- Education funding: The Legislative majorities are suing the Dunleavy Administration because he withheld $20 million in what he says are illegally appropriated funds. The legal question is: Does the Legislature have the power to appropriate years into the future if it hasn’t actually set the money aside? In other words, appropriate money it doesn’t have and bind future legislatures and governors. The Attorney General says no and that the Constitution spells out annual funding processes.
- Abortion and the courts: The ACLU is suing the governor for cutting the administrative overhead of the Alaska Supreme Court.

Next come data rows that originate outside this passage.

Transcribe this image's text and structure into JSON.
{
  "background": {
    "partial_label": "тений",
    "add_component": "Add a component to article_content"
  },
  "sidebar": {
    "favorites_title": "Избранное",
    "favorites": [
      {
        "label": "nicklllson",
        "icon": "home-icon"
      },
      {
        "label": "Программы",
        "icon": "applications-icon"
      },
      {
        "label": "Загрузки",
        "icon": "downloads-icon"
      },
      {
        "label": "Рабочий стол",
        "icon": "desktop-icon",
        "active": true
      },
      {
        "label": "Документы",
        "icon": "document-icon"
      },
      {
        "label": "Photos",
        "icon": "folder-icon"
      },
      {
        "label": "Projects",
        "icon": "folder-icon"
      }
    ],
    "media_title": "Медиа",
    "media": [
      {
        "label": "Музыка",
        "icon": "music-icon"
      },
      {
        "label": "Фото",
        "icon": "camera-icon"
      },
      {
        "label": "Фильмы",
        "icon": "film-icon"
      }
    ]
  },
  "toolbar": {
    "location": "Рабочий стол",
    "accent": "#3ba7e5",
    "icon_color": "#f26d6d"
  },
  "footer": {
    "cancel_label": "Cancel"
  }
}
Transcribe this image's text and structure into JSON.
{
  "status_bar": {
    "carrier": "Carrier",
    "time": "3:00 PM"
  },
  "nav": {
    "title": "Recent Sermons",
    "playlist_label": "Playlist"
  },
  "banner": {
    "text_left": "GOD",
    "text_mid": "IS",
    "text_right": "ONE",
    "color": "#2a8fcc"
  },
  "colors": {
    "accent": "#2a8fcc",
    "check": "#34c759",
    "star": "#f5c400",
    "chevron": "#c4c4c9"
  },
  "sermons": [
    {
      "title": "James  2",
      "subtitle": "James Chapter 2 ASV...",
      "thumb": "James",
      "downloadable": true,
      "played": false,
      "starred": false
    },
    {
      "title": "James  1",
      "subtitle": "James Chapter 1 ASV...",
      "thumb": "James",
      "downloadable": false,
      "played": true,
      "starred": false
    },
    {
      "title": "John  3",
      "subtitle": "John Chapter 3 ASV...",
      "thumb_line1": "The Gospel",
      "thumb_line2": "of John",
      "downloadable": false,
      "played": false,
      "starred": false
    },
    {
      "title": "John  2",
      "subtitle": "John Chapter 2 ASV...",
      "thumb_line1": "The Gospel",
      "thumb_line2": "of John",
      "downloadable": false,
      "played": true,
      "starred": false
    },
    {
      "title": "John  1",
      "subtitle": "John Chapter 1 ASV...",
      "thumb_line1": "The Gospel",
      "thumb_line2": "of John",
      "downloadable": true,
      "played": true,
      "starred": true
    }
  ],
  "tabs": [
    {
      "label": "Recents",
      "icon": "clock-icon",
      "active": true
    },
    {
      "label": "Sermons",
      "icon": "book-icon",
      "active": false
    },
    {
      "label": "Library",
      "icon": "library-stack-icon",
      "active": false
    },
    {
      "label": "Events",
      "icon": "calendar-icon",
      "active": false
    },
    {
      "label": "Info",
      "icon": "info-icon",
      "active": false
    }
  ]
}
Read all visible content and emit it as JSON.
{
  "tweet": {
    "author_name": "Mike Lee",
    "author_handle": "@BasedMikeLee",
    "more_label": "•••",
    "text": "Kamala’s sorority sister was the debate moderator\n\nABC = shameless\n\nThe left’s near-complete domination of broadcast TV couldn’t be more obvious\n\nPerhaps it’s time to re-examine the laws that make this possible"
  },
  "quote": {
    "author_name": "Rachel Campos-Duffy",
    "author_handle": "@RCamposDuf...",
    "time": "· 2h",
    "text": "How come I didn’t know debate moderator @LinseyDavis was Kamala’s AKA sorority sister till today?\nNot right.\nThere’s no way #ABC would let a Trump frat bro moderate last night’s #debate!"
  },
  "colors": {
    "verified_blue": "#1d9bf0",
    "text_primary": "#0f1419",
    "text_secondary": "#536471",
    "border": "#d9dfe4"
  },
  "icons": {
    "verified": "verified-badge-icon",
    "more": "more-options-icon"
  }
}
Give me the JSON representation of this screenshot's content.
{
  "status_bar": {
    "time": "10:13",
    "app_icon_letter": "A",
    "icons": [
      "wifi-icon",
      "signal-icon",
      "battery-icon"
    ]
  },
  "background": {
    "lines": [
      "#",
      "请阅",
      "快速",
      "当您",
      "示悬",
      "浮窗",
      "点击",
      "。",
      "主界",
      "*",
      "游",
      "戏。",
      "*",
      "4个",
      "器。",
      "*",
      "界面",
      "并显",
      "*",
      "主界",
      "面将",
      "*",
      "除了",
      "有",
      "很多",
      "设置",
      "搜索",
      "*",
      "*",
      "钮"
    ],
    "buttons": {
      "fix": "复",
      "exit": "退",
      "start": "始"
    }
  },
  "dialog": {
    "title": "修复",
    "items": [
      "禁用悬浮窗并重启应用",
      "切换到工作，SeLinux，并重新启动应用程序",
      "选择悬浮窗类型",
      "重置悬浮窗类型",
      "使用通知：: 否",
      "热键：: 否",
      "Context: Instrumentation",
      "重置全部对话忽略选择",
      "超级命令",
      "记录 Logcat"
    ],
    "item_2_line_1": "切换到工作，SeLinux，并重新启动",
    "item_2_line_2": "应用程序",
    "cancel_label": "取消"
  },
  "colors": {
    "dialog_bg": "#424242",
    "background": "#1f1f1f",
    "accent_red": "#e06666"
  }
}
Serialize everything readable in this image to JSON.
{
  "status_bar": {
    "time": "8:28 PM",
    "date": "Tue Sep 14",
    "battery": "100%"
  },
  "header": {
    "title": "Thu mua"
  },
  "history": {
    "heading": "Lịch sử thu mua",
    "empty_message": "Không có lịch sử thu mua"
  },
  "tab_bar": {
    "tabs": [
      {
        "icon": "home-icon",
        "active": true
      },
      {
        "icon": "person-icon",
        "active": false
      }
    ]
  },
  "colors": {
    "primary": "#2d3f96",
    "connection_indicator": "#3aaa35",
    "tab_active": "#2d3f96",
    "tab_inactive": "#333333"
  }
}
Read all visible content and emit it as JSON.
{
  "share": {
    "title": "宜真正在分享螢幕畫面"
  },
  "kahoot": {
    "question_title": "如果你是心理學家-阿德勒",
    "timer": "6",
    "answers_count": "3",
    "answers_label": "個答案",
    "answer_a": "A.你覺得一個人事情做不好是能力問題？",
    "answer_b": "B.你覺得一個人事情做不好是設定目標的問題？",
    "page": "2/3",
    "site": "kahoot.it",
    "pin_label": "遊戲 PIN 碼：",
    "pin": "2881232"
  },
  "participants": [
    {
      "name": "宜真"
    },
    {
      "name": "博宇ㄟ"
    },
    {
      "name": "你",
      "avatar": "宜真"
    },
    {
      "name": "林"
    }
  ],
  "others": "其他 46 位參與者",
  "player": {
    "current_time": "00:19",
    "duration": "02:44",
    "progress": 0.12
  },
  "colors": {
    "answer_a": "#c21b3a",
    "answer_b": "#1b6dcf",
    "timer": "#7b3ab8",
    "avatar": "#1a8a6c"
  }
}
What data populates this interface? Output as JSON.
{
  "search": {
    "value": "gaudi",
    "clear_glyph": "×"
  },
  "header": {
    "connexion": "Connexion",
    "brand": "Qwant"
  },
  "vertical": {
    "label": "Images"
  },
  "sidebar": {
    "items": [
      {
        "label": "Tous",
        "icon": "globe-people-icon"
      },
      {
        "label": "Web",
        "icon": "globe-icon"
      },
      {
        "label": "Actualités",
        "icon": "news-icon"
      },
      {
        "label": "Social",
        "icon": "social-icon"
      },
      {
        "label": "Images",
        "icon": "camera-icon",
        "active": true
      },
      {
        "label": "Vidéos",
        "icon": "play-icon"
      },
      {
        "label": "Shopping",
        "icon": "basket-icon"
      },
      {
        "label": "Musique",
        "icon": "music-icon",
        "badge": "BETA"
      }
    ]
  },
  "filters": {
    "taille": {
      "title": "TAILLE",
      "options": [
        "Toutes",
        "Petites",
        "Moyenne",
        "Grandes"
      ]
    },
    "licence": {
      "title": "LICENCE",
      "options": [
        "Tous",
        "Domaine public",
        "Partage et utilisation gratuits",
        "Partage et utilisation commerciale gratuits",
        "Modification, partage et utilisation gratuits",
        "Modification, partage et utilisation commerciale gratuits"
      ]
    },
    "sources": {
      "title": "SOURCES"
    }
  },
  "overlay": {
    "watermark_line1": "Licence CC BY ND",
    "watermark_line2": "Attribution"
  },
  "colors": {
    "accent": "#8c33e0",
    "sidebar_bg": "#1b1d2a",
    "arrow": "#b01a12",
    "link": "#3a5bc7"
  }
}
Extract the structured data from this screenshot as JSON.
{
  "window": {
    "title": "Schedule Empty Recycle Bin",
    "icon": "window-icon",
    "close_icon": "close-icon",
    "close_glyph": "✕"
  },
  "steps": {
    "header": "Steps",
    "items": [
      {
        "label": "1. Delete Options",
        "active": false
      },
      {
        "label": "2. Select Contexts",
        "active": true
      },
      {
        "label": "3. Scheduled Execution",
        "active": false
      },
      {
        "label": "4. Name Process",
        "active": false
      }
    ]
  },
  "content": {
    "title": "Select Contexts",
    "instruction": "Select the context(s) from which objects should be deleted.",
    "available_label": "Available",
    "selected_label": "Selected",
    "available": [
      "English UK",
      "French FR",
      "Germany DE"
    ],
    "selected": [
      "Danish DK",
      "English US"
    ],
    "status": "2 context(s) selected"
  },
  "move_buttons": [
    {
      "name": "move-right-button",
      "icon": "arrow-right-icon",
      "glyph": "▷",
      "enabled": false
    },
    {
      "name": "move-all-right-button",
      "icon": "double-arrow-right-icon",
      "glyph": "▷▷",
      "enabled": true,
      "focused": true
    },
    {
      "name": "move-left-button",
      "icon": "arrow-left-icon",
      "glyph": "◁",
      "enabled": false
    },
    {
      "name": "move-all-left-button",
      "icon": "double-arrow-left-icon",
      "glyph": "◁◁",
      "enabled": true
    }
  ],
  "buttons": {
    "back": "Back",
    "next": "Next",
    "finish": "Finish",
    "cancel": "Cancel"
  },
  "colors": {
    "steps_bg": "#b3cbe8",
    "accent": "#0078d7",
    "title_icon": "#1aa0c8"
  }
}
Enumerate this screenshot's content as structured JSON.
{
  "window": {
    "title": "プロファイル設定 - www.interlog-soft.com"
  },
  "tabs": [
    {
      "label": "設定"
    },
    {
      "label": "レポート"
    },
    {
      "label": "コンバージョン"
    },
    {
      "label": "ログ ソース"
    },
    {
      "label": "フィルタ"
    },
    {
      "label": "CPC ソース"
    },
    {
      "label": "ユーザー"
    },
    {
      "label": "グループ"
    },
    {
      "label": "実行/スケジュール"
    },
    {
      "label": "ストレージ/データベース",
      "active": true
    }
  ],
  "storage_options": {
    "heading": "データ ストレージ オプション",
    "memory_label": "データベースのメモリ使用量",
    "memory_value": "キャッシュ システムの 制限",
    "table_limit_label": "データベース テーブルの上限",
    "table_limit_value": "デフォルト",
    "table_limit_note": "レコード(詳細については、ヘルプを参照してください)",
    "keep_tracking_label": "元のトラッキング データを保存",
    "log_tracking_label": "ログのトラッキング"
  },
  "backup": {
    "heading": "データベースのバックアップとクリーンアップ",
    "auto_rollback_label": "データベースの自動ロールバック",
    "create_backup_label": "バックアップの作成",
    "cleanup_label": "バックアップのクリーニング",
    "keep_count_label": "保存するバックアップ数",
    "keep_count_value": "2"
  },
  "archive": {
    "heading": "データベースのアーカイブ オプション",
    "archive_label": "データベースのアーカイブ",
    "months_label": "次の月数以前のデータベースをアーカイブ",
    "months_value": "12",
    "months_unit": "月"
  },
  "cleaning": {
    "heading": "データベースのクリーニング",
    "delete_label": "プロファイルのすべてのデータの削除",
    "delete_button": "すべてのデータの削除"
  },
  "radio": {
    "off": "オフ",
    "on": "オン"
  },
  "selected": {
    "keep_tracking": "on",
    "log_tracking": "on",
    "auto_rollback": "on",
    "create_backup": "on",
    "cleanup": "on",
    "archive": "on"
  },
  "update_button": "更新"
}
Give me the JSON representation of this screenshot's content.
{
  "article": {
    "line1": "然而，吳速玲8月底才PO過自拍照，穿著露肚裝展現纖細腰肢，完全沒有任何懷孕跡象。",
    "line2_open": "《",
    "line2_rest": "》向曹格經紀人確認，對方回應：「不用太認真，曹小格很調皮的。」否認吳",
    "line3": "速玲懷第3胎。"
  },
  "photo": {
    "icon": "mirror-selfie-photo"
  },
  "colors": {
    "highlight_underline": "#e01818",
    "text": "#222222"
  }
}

In Dunleavy’s explanation for the cuts, he said if the courts insisted that the State pay for elective abortions, then the money will need to come from the court’s own budget, because the Legislature and the governor are against public funding of elective abortions. The ACLU says this is a breach of the separate branches of government and was retaliatory.
- Medicaid reimbursement cuts: The Alaska State Hospital and Nursing Home Association sued Dunleavy Administration over cuts made to Medicaid reimbursements. The cuts were made via emergency regulations. The lawsuit was filed by former Attorney General Jahna Lindemuth and Scott Kendall, who was chief of Staff to Gov. Bill Walker. They filed it on behalf of ASHNA.
- Education funding: The Coalition for Education Equity is suing the Dunleavy Administration for being slow to release funds for the 2019 fiscal year. These funds were eventually released by the Administration, but the lawsuit remains open.
- All the cuts: Attorney Jahna Lindemuth has told reporters that she is considering suing the Dunleavy Administration over a wide range of the budget cuts. Lindemuth is on record saying the cuts are unconstitutional, citing Article 7 of the Alaska Constitution, establishing the University of Alaska and specifying that the Legislature shall provide for the promotion as well as the protection of public health. Lindemuth may have an ethical problem suing her former client, the State of Alaska.
- Privatization of Alaska Psychiatric Institute: The Alaska State Employees Association is suing the Dunleavy Administration for privatizing API. The union says that privatizing the institution violates the Alaska Constitution, Alaska Statutes, and the group’s collective bargaining agreement.
- Wrongful termination: The ACLU in January filed lawsuits on behalf of former state attorney Libby Bakalar, Anthony Blanford, and John Bellville. All three were released by the Dunleavy Administration. They say they were fired for refusing to pledge political support for the governor’s agenda. Belleville and Blanford were psychiatrists at Alaska Psychiatric Institute. Bakalar worked in the Department of Law.